_Your objective_
Examine each line of the data. Copy those that contain the string "payments".

──────── Dataset content ────────

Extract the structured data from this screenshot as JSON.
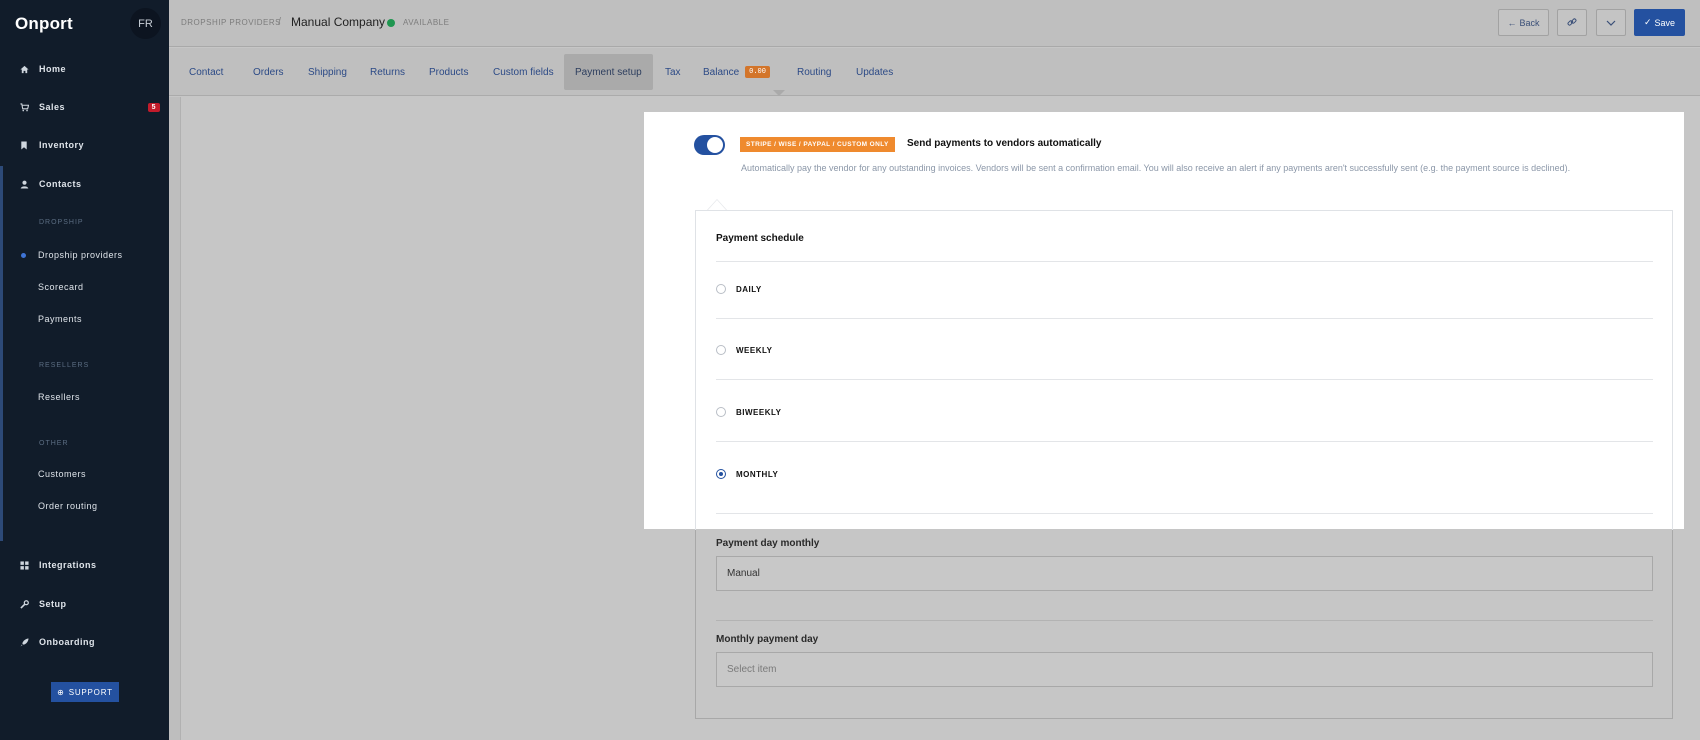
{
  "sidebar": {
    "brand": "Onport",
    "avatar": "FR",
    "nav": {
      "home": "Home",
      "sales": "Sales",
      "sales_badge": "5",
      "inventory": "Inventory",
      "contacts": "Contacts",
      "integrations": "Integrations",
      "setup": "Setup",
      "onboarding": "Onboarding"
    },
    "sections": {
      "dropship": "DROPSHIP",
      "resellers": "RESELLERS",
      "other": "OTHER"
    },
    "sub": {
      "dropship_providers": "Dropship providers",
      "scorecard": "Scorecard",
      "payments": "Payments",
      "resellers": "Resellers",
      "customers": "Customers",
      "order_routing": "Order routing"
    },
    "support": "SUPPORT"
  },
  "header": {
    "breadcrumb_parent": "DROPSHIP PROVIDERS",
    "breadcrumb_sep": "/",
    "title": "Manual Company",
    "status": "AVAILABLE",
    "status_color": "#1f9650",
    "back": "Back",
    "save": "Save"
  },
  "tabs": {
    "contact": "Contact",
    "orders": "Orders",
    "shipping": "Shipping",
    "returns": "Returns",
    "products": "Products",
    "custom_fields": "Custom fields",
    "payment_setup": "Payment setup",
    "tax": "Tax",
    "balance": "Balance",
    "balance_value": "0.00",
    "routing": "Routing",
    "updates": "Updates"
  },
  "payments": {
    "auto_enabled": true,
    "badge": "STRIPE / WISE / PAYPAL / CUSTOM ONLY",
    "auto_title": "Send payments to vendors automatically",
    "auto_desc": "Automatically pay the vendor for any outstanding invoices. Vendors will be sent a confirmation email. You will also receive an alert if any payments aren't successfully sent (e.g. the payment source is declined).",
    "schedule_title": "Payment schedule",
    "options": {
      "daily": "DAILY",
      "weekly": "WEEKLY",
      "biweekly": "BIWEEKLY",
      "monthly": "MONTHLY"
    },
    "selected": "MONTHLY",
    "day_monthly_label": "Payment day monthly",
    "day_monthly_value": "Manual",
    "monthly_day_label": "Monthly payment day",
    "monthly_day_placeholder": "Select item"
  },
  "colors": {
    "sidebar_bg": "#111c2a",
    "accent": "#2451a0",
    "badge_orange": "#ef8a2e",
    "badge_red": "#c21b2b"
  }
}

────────

_Answer below_
      "payments": "Payments",
  "payments": {
    "auto_title": "Send payments to vendors automatically",
    "auto_desc": "Automatically pay the vendor for any outstanding invoices. Vendors will be sent a confirmation email. You will also receive an alert if any payments aren't successfully sent (e.g. the payment source is declined).",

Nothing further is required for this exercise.